## Problem to solve
In full and without alteration, reproduce every record.

[[ Given information open ]]

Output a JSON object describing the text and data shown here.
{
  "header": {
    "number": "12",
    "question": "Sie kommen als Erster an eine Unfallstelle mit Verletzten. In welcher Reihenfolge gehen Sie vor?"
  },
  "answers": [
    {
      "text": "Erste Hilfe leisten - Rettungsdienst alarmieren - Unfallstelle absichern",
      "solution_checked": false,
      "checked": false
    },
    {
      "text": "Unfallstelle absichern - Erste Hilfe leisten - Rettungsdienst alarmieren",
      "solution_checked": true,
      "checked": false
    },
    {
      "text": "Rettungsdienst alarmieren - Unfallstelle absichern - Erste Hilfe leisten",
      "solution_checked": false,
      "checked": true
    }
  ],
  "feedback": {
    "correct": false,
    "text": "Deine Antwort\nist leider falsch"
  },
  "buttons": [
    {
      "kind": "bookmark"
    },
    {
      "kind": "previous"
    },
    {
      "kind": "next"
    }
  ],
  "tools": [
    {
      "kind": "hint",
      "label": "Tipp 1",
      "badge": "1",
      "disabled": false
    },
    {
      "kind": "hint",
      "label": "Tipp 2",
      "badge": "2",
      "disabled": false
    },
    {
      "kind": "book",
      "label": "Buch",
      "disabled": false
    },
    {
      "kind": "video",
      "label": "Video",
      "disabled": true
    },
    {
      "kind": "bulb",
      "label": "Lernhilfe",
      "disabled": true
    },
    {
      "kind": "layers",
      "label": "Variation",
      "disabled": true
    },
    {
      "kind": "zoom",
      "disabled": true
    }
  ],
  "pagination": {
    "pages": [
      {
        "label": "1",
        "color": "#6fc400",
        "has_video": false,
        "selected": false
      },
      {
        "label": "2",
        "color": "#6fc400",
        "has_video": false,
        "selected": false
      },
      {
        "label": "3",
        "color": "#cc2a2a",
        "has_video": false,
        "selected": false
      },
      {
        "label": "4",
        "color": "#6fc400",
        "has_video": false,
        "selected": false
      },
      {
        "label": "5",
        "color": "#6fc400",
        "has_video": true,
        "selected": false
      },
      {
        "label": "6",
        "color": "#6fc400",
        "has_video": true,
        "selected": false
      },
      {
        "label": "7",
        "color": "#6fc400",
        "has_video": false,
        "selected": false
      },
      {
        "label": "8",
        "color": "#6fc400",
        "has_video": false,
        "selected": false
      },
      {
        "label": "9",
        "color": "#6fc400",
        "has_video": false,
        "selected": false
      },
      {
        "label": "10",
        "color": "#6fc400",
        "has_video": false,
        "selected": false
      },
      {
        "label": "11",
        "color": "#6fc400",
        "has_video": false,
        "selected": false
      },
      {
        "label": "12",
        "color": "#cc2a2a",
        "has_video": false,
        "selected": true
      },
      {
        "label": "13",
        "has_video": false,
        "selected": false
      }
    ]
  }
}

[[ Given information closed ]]

## Task solution
Output a JSON object describing the text and data shown here.
{
  "header": {
    "number": "12",
    "question": "Sie kommen als Erster an eine Unfallstelle mit Verletzten. In welcher Reihenfolge gehen Sie vor?"
  },
  "answers": [
    {
      "text": "Erste Hilfe leisten - Rettungsdienst alarmieren - Unfallstelle absichern",
      "solution_checked": false,
      "checked": false
    },
    {
      "text": "Unfallstelle absichern - Erste Hilfe leisten - Rettungsdienst alarmieren",
      "solution_checked": true,
      "checked": false
    },
    {
      "text": "Rettungsdienst alarmieren - Unfallstelle absichern - Erste Hilfe leisten",
      "solution_checked": false,
      "checked": true
    }
  ],
  "feedback": {
    "correct": false,
    "text": "Deine Antwort\nist leider falsch"
  },
  "buttons": [
    {
      "kind": "bookmark"
    },
    {
      "kind": "previous"
    },
    {
      "kind": "next"
    }
  ],
  "tools": [
    {
      "kind": "hint",
      "label": "Tipp 1",
      "badge": "1",
      "disabled": false
    },
    {
      "kind": "hint",
      "label": "Tipp 2",
      "badge": "2",
      "disabled": false
    },
    {
      "kind": "book",
      "label": "Buch",
      "disabled": false
    },
    {
      "kind": "video",
      "label": "Video",
      "disabled": true
    },
    {
      "kind": "bulb",
      "label": "Lernhilfe",
      "disabled": true
    },
    {
      "kind": "layers",
      "label": "Variation",
      "disabled": true
    },
    {
      "kind": "zoom",
      "disabled": true
    }
  ],
  "pagination": {
    "pages": [
      {
        "label": "1",
        "color": "#6fc400",
        "has_video": false,
        "selected": false
      },
      {
        "label": "2",
        "color": "#6fc400",
        "has_video": false,
        "selected": false
      },
      {
        "label": "3",
        "color": "#cc2a2a",
        "has_video": false,
        "selected": false
      },
      {
        "label": "4",
        "color": "#6fc400",
        "has_video": false,
        "selected": false
      },
      {
        "label": "5",
        "color": "#6fc400",
        "has_video": true,
        "selected": false
      },
      {
        "label": "6",
        "color": "#6fc400",
        "has_video": true,
        "selected": false
      },
      {
        "label": "7",
        "color": "#6fc400",
        "has_video": false,
        "selected": false
      },
      {
        "label": "8",
        "color": "#6fc400",
        "has_video": false,
        "selected": false
      },
      {
        "label": "9",
        "color": "#6fc400",
        "has_video": false,
        "selected": false
      },
      {
        "label": "10",
        "color": "#6fc400",
        "has_video": false,
        "selected": false
      },
      {
        "label": "11",
        "color": "#6fc400",
        "has_video": false,
        "selected": false
      },
      {
        "label": "12",
        "color": "#cc2a2a",
        "has_video": false,
        "selected": true
      },
      {
        "label": "13",
        "has_video": false,
        "selected": false
      }
    ]
  }
}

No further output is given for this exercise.